An air cooled condenser (ACC) is a direct dry cooling system where steam is condensed inside air-cooled finned tubes. The cool ambient air flow outside the finned tubes is what removes heat and defines the functionality of an ACC. In thermal power plants (T), the steam from the turbine exhaust flows into the ACC where condensation occurs. Then the condensate returns to the boiler (B) in a closed loop. Since the steam coming from the turbine is at a low pressure, the ACC works at a pressure close to a vacuum, and non-condensable gases (G) are removed continuously by an air evacuation unit.
Air cooled condensers work well for power plants in water-scarce areas

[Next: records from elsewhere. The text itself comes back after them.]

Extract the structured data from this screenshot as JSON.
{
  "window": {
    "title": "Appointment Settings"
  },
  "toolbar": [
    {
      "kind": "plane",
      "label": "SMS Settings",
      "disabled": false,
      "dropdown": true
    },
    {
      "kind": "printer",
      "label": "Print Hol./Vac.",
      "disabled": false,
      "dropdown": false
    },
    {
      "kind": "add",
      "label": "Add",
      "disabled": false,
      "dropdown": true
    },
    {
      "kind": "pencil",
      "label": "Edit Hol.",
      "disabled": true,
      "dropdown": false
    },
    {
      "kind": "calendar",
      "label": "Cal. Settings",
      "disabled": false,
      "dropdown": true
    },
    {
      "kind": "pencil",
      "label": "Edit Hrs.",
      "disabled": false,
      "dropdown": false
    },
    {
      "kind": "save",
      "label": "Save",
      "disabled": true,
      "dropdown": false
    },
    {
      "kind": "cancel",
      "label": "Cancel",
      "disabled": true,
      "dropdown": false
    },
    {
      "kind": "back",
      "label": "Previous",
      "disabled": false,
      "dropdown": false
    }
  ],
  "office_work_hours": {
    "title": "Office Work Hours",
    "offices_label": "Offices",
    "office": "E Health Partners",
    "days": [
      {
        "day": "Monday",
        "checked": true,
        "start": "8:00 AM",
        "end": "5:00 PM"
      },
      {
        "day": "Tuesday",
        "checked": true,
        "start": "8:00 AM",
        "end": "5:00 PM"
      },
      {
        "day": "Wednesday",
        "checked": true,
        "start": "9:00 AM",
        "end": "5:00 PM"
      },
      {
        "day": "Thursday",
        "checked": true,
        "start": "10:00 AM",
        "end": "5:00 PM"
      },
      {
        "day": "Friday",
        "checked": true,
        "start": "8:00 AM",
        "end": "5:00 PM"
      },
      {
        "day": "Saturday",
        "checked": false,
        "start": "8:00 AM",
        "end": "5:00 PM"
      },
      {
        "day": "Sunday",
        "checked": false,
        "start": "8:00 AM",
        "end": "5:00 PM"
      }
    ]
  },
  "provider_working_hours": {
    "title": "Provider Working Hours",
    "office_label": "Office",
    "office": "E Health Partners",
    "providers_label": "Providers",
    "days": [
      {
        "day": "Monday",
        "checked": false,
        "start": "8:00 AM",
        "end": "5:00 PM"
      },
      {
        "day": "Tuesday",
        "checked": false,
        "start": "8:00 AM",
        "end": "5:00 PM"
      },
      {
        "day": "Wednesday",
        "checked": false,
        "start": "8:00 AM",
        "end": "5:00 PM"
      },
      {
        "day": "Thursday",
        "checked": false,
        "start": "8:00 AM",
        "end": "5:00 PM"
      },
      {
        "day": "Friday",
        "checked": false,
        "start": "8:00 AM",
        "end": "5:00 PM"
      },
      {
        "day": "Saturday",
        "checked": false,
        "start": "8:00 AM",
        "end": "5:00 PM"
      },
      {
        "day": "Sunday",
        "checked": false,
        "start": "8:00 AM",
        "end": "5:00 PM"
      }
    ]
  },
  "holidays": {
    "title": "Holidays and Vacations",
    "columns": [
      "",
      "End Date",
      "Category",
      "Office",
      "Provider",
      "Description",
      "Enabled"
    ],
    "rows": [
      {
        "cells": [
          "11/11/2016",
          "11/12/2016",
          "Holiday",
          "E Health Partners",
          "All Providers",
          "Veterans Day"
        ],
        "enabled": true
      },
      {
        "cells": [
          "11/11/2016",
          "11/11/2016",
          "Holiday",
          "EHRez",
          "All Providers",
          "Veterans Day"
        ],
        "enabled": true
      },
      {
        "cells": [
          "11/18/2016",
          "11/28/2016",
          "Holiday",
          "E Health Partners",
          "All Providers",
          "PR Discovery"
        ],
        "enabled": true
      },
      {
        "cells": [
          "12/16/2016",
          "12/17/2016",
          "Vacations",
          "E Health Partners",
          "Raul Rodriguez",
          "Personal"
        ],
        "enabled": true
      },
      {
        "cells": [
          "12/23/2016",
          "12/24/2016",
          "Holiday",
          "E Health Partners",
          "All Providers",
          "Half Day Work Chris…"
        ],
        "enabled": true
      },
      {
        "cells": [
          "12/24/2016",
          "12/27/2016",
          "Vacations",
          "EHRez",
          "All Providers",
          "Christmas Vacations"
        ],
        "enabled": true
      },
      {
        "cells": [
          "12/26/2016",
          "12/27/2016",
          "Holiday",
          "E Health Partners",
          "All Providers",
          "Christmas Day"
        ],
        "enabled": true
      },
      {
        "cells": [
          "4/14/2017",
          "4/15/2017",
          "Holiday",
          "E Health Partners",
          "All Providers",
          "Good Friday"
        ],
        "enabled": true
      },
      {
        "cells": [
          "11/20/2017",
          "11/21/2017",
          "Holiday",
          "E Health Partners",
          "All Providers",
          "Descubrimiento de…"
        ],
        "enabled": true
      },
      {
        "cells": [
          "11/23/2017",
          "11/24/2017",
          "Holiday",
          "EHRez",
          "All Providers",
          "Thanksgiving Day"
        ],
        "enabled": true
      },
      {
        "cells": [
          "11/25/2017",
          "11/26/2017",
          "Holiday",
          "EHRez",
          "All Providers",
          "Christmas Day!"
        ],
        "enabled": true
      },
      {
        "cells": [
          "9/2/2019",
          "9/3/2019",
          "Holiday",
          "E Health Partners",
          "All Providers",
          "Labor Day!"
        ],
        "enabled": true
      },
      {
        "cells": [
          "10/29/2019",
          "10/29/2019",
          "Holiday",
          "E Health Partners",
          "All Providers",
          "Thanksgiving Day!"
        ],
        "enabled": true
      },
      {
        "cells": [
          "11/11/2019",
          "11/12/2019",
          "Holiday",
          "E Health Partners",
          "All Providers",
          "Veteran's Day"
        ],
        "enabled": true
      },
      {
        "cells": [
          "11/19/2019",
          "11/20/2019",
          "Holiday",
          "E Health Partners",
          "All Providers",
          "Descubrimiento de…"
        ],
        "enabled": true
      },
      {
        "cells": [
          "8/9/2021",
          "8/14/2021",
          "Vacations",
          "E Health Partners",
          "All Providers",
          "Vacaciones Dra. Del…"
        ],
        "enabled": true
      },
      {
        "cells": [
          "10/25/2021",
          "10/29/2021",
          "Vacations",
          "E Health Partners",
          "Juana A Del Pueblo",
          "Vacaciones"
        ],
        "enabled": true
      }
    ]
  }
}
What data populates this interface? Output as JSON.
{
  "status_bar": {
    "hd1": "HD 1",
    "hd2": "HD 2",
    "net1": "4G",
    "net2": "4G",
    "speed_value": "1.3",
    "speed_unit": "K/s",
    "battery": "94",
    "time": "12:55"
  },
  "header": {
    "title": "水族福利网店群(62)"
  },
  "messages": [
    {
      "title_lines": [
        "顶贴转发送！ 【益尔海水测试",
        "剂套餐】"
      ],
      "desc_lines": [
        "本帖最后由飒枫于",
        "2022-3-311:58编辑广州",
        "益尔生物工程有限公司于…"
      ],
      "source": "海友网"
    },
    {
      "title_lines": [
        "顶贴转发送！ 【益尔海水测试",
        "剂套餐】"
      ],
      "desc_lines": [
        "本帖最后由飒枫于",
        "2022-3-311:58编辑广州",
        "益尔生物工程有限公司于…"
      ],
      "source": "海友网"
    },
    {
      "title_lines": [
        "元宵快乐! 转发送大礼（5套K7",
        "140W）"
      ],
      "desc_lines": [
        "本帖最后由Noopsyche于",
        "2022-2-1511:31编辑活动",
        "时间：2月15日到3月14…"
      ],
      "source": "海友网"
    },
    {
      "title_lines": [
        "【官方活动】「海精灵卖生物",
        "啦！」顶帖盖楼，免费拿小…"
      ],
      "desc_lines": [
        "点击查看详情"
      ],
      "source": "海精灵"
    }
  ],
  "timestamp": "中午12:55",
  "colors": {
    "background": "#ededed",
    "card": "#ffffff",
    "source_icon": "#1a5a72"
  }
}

Air cooled condensers are used for thermal power plants like combined cycle, concentrated solar, coal, biomass, and waste to energy. Since these kinds of power plants, which are equipped with ACCs, do not require a large volume of cooling water, the power plants can easily be built in a region where water may not be available, or where its use is restricted or expensive.
The building blocks of an air cooled condenser
An air cooled condenser is made up of modules that are arranged in parallel rows. Each module contains a number of fin tube bundles. An axial flow forces the cooling air across the heat exchange area of the fin tubes.
The typical set-up for an ACC installation includes:
- the supporting structure
- the steam ducting from the steam turbine interface
- heat exchangers, finned tubes, fans, motors, gearboxes, and auxiliaries such as the condensate and drain pumps
- condensate and duct drain tanks,
- the air evacuation units
- related piping works and instrumentation
Got more questions about ACCs? Have a look at our Air Cooled Condensers! Or get in touch directly
Looking for more answers in general? Have a look at our Frequently Asked Questions.